■ **DIRECTIONS FOR THIS TASK**: Within the listing below, show every line that contains the word "using".

■ **AVAILABLE DATA**:
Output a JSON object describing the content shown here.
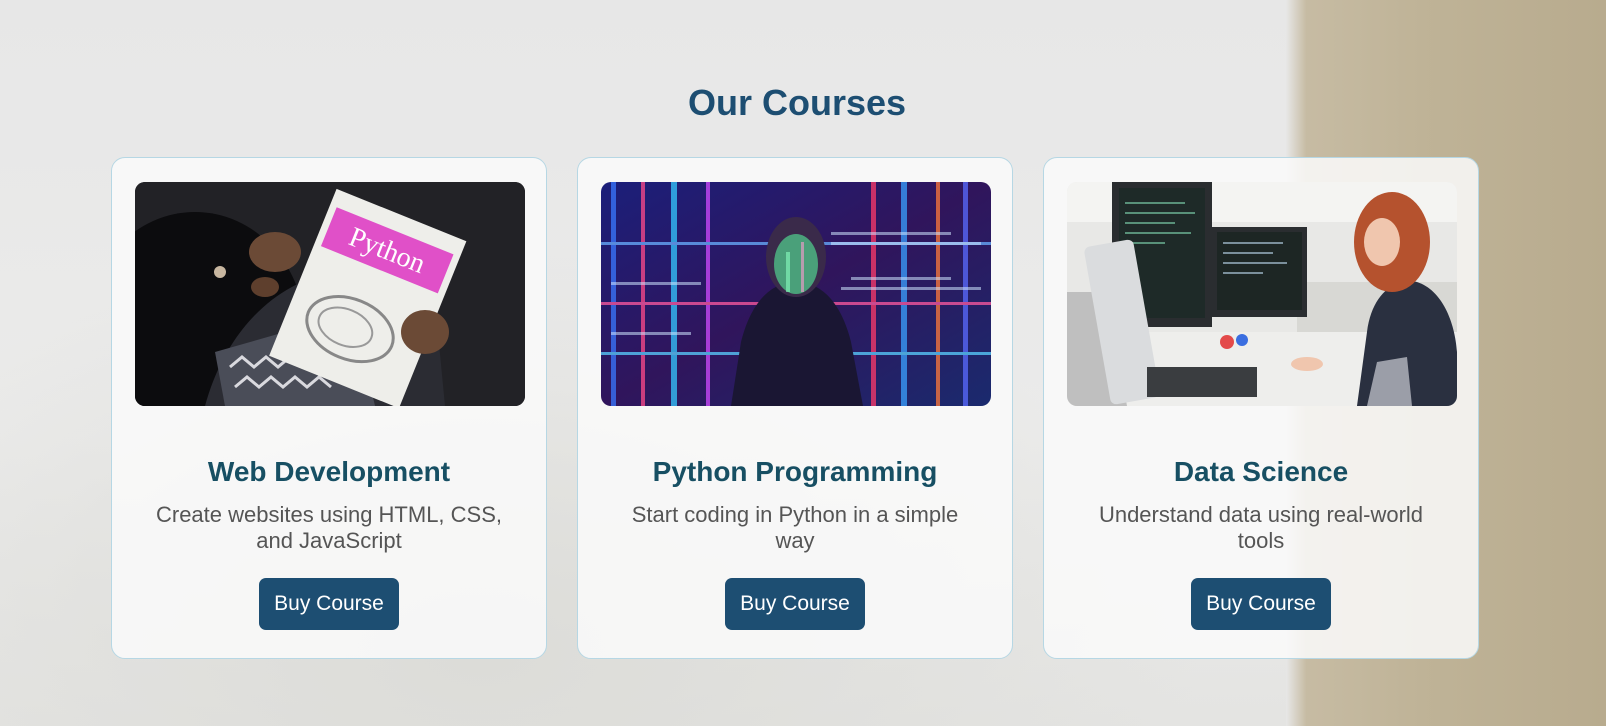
{
  "section": {
    "title": "Our Courses"
  },
  "colors": {
    "title": "#1d4e72",
    "card_title": "#174f63",
    "button_bg": "#1d4e72",
    "button_text": "#ffffff",
    "card_border": "#b6d7e4"
  },
  "courses": [
    {
      "title": "Web Development",
      "description": "Create websites using HTML, CSS, and JavaScript",
      "button_label": "Buy Course",
      "image": "person-holding-python-book-photo"
    },
    {
      "title": "Python Programming",
      "description": "Start coding in Python in a simple way",
      "button_label": "Buy Course",
      "image": "woman-with-projected-code-photo",
      "book_title": "Python"
    },
    {
      "title": "Data Science",
      "description": "Understand data using real-world tools",
      "button_label": "Buy Course",
      "image": "woman-at-computer-monitors-photo"
    }
  ]
}
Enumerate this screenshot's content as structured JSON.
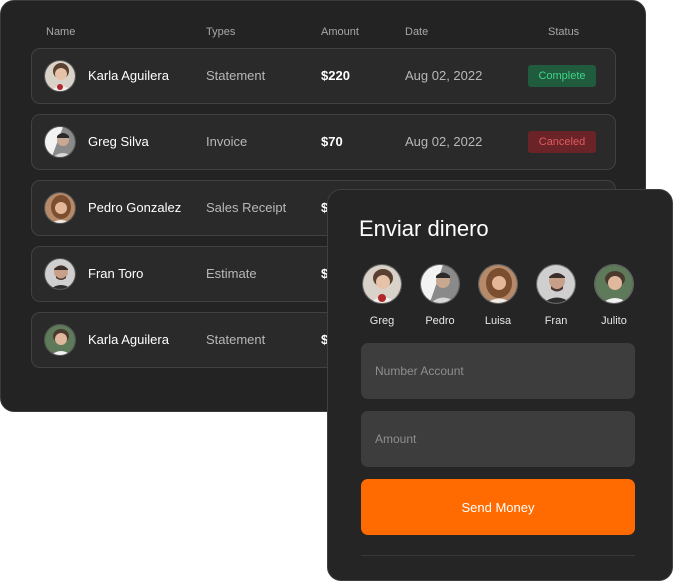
{
  "transactions": {
    "headers": {
      "name": "Name",
      "types": "Types",
      "amount": "Amount",
      "date": "Date",
      "status": "Status"
    },
    "rows": [
      {
        "name": "Karla Aguilera",
        "type": "Statement",
        "amount": "$220",
        "date": "Aug 02, 2022",
        "status": "Complete",
        "status_kind": "complete",
        "avatar": "person-karla-icon"
      },
      {
        "name": "Greg Silva",
        "type": "Invoice",
        "amount": "$70",
        "date": "Aug 02, 2022",
        "status": "Canceled",
        "status_kind": "canceled",
        "avatar": "person-greg-icon"
      },
      {
        "name": "Pedro Gonzalez",
        "type": "Sales Receipt",
        "amount": "$",
        "avatar": "person-pedro-icon"
      },
      {
        "name": "Fran Toro",
        "type": "Estimate",
        "amount": "$",
        "avatar": "person-fran-icon"
      },
      {
        "name": "Karla Aguilera",
        "type": "Statement",
        "amount": "$",
        "avatar": "person-karla-icon"
      }
    ]
  },
  "send": {
    "title": "Enviar dinero",
    "contacts": [
      {
        "label": "Greg",
        "avatar": "person-greg-icon"
      },
      {
        "label": "Pedro",
        "avatar": "person-pedro-icon"
      },
      {
        "label": "Luisa",
        "avatar": "person-luisa-icon"
      },
      {
        "label": "Fran",
        "avatar": "person-fran-icon"
      },
      {
        "label": "Julito",
        "avatar": "person-julito-icon"
      }
    ],
    "account_placeholder": "Number Account",
    "amount_placeholder": "Amount",
    "button_label": "Send Money"
  },
  "colors": {
    "accent": "#ff6b00",
    "panel": "#232323",
    "complete_bg": "#1f5b3c",
    "complete_text": "#3fd58a",
    "canceled_bg": "#6a2428",
    "canceled_text": "#e2595e"
  }
}
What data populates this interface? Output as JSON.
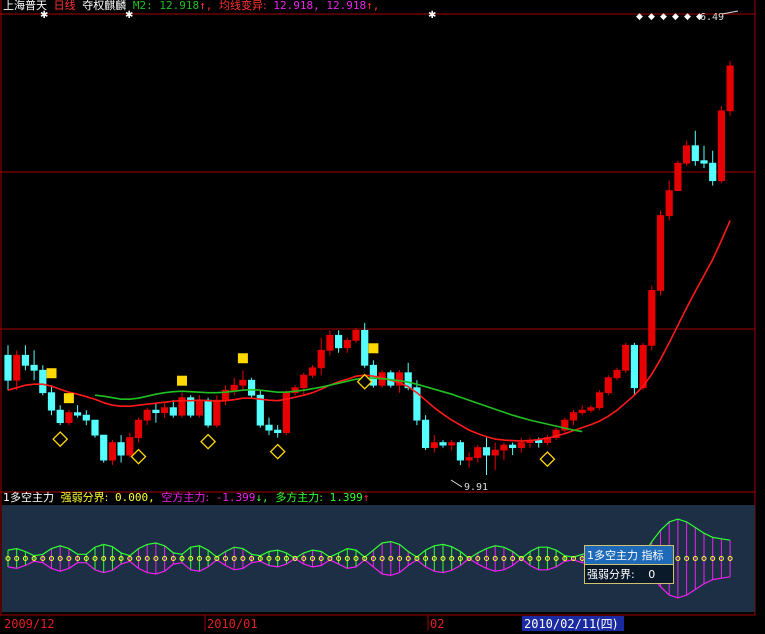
{
  "header": {
    "stock_name": "上海普天",
    "period": "日线",
    "adjust": "夺权麒麟",
    "ma_label": "M2:",
    "ma_value": "12.918",
    "ma_arrow": "↑,",
    "avgvar_label": "均线变异:",
    "avgvar_value": "12.918",
    "avgvar_value2": "12.918",
    "arrow_up": "↑,"
  },
  "indicator_header": {
    "name": "1多空主力",
    "threshold_label": "强弱分界:",
    "threshold_value": "0.000,",
    "bear_label": "空方主力:",
    "bear_value": "-1.399",
    "bear_arrow": "↓,",
    "bull_label": "多方主力:",
    "bull_value": "1.399",
    "bull_arrow": "↑"
  },
  "tooltip": {
    "title": "1多空主力 指标",
    "row_label": "强弱分界:",
    "row_value": "0"
  },
  "x_axis": {
    "labels": [
      "2009/12",
      "2010/01",
      "02"
    ],
    "cursor_date": "2010/02/11",
    "cursor_weekday": "(四)"
  },
  "markers": {
    "high_label": "6.49",
    "low_label": "9.91"
  },
  "colors": {
    "up": "#e60000",
    "down": "#55ffff",
    "ma_red": "#ff1a1a",
    "ma_green": "#20c020",
    "bull": "#33ff33",
    "bear": "#ee22ee",
    "sub_bg": "#1c2f45",
    "axis": "#a00000"
  },
  "chart_data": [
    {
      "type": "candlestick",
      "ohlc": [
        [
          11.7,
          11.9,
          11.0,
          11.2
        ],
        [
          11.2,
          11.8,
          11.0,
          11.7
        ],
        [
          11.7,
          11.9,
          11.4,
          11.5
        ],
        [
          11.5,
          11.8,
          11.2,
          11.4
        ],
        [
          11.4,
          11.5,
          10.9,
          10.95
        ],
        [
          10.95,
          11.1,
          10.5,
          10.6
        ],
        [
          10.6,
          10.7,
          10.3,
          10.35
        ],
        [
          10.35,
          10.6,
          10.3,
          10.55
        ],
        [
          10.55,
          10.7,
          10.45,
          10.5
        ],
        [
          10.5,
          10.6,
          10.3,
          10.4
        ],
        [
          10.4,
          10.4,
          10.05,
          10.1
        ],
        [
          10.1,
          10.1,
          9.55,
          9.6
        ],
        [
          9.6,
          10.0,
          9.5,
          9.95
        ],
        [
          9.95,
          10.1,
          9.55,
          9.7
        ],
        [
          9.7,
          10.15,
          9.65,
          10.05
        ],
        [
          10.05,
          10.45,
          9.95,
          10.4
        ],
        [
          10.4,
          10.65,
          10.3,
          10.6
        ],
        [
          10.6,
          10.75,
          10.35,
          10.55
        ],
        [
          10.55,
          10.75,
          10.45,
          10.65
        ],
        [
          10.65,
          10.8,
          10.45,
          10.5
        ],
        [
          10.5,
          10.95,
          10.45,
          10.85
        ],
        [
          10.85,
          10.9,
          10.45,
          10.5
        ],
        [
          10.5,
          10.9,
          10.45,
          10.8
        ],
        [
          10.8,
          10.85,
          10.25,
          10.3
        ],
        [
          10.3,
          10.9,
          10.25,
          10.8
        ],
        [
          10.8,
          11.1,
          10.7,
          11.0
        ],
        [
          11.0,
          11.25,
          10.9,
          11.1
        ],
        [
          11.1,
          11.4,
          11.0,
          11.2
        ],
        [
          11.2,
          11.25,
          10.85,
          10.9
        ],
        [
          10.9,
          11.0,
          10.25,
          10.3
        ],
        [
          10.3,
          10.45,
          10.1,
          10.2
        ],
        [
          10.2,
          10.3,
          10.05,
          10.15
        ],
        [
          10.15,
          11.0,
          10.1,
          10.95
        ],
        [
          10.95,
          11.1,
          10.9,
          11.05
        ],
        [
          11.05,
          11.35,
          10.9,
          11.3
        ],
        [
          11.3,
          11.5,
          11.25,
          11.45
        ],
        [
          11.45,
          12.05,
          11.3,
          11.8
        ],
        [
          11.8,
          12.2,
          11.7,
          12.1
        ],
        [
          12.1,
          12.2,
          11.75,
          11.85
        ],
        [
          11.85,
          12.05,
          11.75,
          12.0
        ],
        [
          12.0,
          12.25,
          11.95,
          12.2
        ],
        [
          12.2,
          12.35,
          11.45,
          11.5
        ],
        [
          11.5,
          11.6,
          11.05,
          11.1
        ],
        [
          11.1,
          11.4,
          11.05,
          11.35
        ],
        [
          11.35,
          11.4,
          11.05,
          11.1
        ],
        [
          11.1,
          11.4,
          10.95,
          11.35
        ],
        [
          11.35,
          11.55,
          11.0,
          11.05
        ],
        [
          11.05,
          11.2,
          10.3,
          10.4
        ],
        [
          10.4,
          10.5,
          9.8,
          9.85
        ],
        [
          9.85,
          10.1,
          9.75,
          9.95
        ],
        [
          9.95,
          10.0,
          9.85,
          9.9
        ],
        [
          9.9,
          10.0,
          9.8,
          9.95
        ],
        [
          9.95,
          10.0,
          9.5,
          9.6
        ],
        [
          9.6,
          9.75,
          9.45,
          9.65
        ],
        [
          9.65,
          9.9,
          9.55,
          9.85
        ],
        [
          9.85,
          10.05,
          9.3,
          9.7
        ],
        [
          9.7,
          9.95,
          9.4,
          9.8
        ],
        [
          9.8,
          9.95,
          9.6,
          9.9
        ],
        [
          9.9,
          9.95,
          9.7,
          9.85
        ],
        [
          9.85,
          10.05,
          9.75,
          9.95
        ],
        [
          9.95,
          10.05,
          9.85,
          10.0
        ],
        [
          10.0,
          10.05,
          9.85,
          9.95
        ],
        [
          9.95,
          10.1,
          9.9,
          10.05
        ],
        [
          10.05,
          10.25,
          10.0,
          10.2
        ],
        [
          10.2,
          10.45,
          10.15,
          10.4
        ],
        [
          10.4,
          10.6,
          10.3,
          10.55
        ],
        [
          10.55,
          10.7,
          10.5,
          10.6
        ],
        [
          10.6,
          10.7,
          10.55,
          10.65
        ],
        [
          10.65,
          11.0,
          10.6,
          10.95
        ],
        [
          10.95,
          11.3,
          10.9,
          11.25
        ],
        [
          11.25,
          11.45,
          11.2,
          11.4
        ],
        [
          11.4,
          11.95,
          11.35,
          11.9
        ],
        [
          11.9,
          11.95,
          10.9,
          11.05
        ],
        [
          11.05,
          11.95,
          11.0,
          11.9
        ],
        [
          11.9,
          13.1,
          11.8,
          13.0
        ],
        [
          13.0,
          14.6,
          12.9,
          14.5
        ],
        [
          14.5,
          15.2,
          14.4,
          15.0
        ],
        [
          15.0,
          15.6,
          15.0,
          15.55
        ],
        [
          15.55,
          16.0,
          15.5,
          15.9
        ],
        [
          15.9,
          16.2,
          15.5,
          15.6
        ],
        [
          15.6,
          15.9,
          15.45,
          15.55
        ],
        [
          15.55,
          15.8,
          15.1,
          15.2
        ],
        [
          15.2,
          16.7,
          15.15,
          16.6
        ],
        [
          16.6,
          17.6,
          16.5,
          17.5
        ]
      ],
      "ma_red": [
        11.0,
        11.05,
        11.1,
        11.12,
        11.12,
        11.08,
        11.02,
        10.96,
        10.92,
        10.87,
        10.82,
        10.75,
        10.7,
        10.68,
        10.68,
        10.7,
        10.72,
        10.74,
        10.76,
        10.78,
        10.79,
        10.79,
        10.8,
        10.79,
        10.78,
        10.79,
        10.81,
        10.84,
        10.84,
        10.82,
        10.8,
        10.79,
        10.82,
        10.86,
        10.9,
        10.95,
        11.02,
        11.1,
        11.17,
        11.22,
        11.28,
        11.3,
        11.28,
        11.25,
        11.2,
        11.15,
        11.07,
        10.95,
        10.8,
        10.65,
        10.52,
        10.4,
        10.3,
        10.2,
        10.13,
        10.07,
        10.02,
        10.0,
        9.99,
        9.98,
        9.99,
        10.01,
        10.04,
        10.08,
        10.13,
        10.19,
        10.25,
        10.31,
        10.38,
        10.48,
        10.6,
        10.75,
        10.9,
        11.08,
        11.32,
        11.62,
        11.95,
        12.3,
        12.65,
        12.98,
        13.3,
        13.62,
        14.0,
        14.4
      ],
      "ma_green": [
        null,
        null,
        null,
        null,
        null,
        null,
        null,
        null,
        null,
        null,
        10.9,
        10.88,
        10.85,
        10.82,
        10.82,
        10.84,
        10.88,
        10.92,
        10.95,
        10.97,
        10.98,
        10.97,
        10.96,
        10.95,
        10.95,
        10.96,
        10.98,
        11.0,
        11.01,
        11.0,
        10.98,
        10.96,
        10.96,
        10.98,
        11.0,
        11.03,
        11.06,
        11.1,
        11.14,
        11.18,
        11.22,
        11.24,
        11.24,
        11.23,
        11.21,
        11.19,
        11.16,
        11.12,
        11.07,
        11.02,
        10.97,
        10.92,
        10.86,
        10.8,
        10.74,
        10.68,
        10.62,
        10.56,
        10.5,
        10.45,
        10.4,
        10.36,
        10.32,
        10.28,
        10.24,
        10.2,
        10.17,
        null,
        null,
        null,
        null,
        null,
        null,
        null,
        null,
        null,
        null,
        null,
        null,
        null,
        null,
        null,
        null,
        null
      ],
      "ylim": [
        9.0,
        18.5
      ]
    },
    {
      "type": "area",
      "title": "1多空主力",
      "threshold": 0,
      "values": [
        0.3,
        0.35,
        0.25,
        0.1,
        -0.15,
        -0.35,
        -0.45,
        -0.35,
        -0.15,
        0.15,
        0.4,
        0.5,
        0.42,
        0.2,
        -0.1,
        -0.35,
        -0.5,
        -0.55,
        -0.45,
        -0.2,
        0.15,
        0.4,
        0.45,
        0.3,
        0.05,
        -0.25,
        -0.4,
        -0.35,
        -0.15,
        0.1,
        0.25,
        0.3,
        0.2,
        0.0,
        -0.2,
        -0.3,
        -0.25,
        -0.05,
        0.2,
        0.35,
        0.3,
        0.05,
        -0.3,
        -0.55,
        -0.6,
        -0.5,
        -0.25,
        0.05,
        0.3,
        0.45,
        0.5,
        0.42,
        0.25,
        0.0,
        -0.2,
        -0.35,
        -0.45,
        -0.4,
        -0.25,
        0.0,
        0.25,
        0.4,
        0.4,
        0.3,
        0.1,
        -0.05,
        -0.15,
        -0.2,
        -0.1,
        0.0,
        0.15,
        0.2,
        0.15,
        -0.1,
        -0.6,
        -1.0,
        -1.3,
        -1.4,
        -1.3,
        -1.1,
        -0.9,
        -0.75,
        -0.7,
        -0.65
      ],
      "ylim": [
        -1.9,
        1.9
      ]
    }
  ]
}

■ **SOLUTION BELOW**:
      "description": "Create websites using HTML, CSS, and JavaScript",
      "description": "Understand data using real-world tools",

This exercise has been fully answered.